(Records from a data source)
• • • • • • •

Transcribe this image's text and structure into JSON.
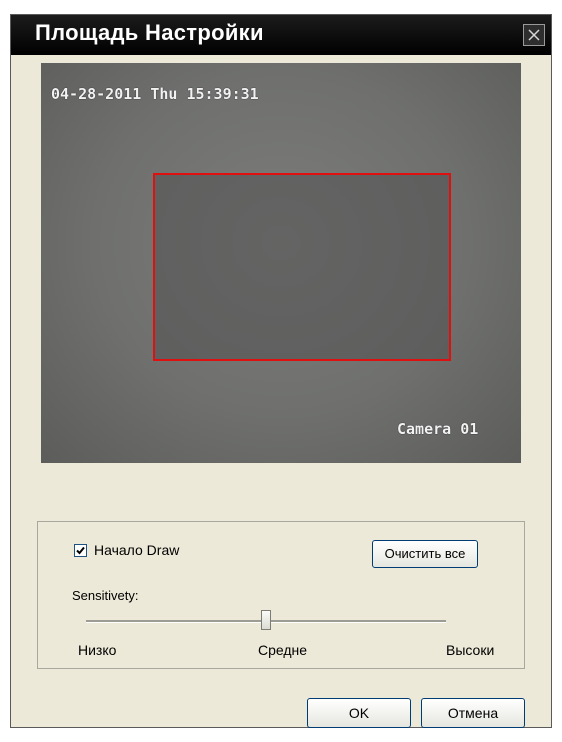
{
  "window": {
    "title": "Площадь Настройки",
    "close_icon": "close-icon"
  },
  "video": {
    "timestamp": "04-28-2011 Thu 15:39:31",
    "camera_label": "Camera 01",
    "region_color": "#e01010"
  },
  "controls": {
    "draw_checkbox": {
      "label": "Начало Draw",
      "checked": true
    },
    "clear_all_label": "Очистить все",
    "sensitivity_label": "Sensitivety:",
    "sensitivity_level_fraction": 0.5,
    "scale": {
      "low": "Низко",
      "mid": "Средне",
      "high": "Высоки"
    }
  },
  "footer": {
    "ok_label": "OK",
    "cancel_label": "Отмена"
  }
}
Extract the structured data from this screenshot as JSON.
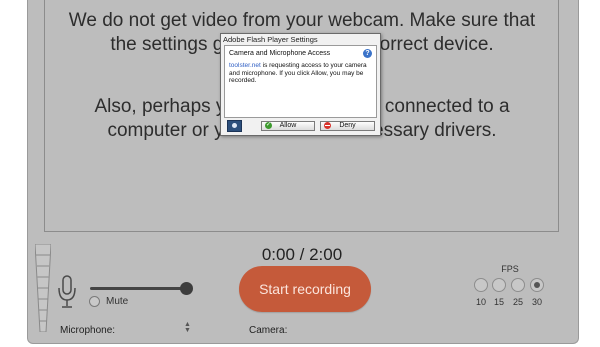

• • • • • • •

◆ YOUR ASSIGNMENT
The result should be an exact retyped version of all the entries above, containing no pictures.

◆ RESPONSE FOR THIS EXERCISE
Transcribe this image's text and structure into JSON.
{
  "window": {
    "title": "Площадь Настройки",
    "close_icon": "close-icon"
  },
  "video": {
    "timestamp": "04-28-2011 Thu 15:39:31",
    "camera_label": "Camera 01",
    "region_color": "#e01010"
  },
  "controls": {
    "draw_checkbox": {
      "label": "Начало Draw",
      "checked": true
    },
    "clear_all_label": "Очистить все",
    "sensitivity_label": "Sensitivety:",
    "sensitivity_level_fraction": 0.5,
    "scale": {
      "low": "Низко",
      "mid": "Средне",
      "high": "Высоки"
    }
  },
  "footer": {
    "ok_label": "OK",
    "cancel_label": "Отмена"
  }
}
Extract the structured data from this screenshot as JSON.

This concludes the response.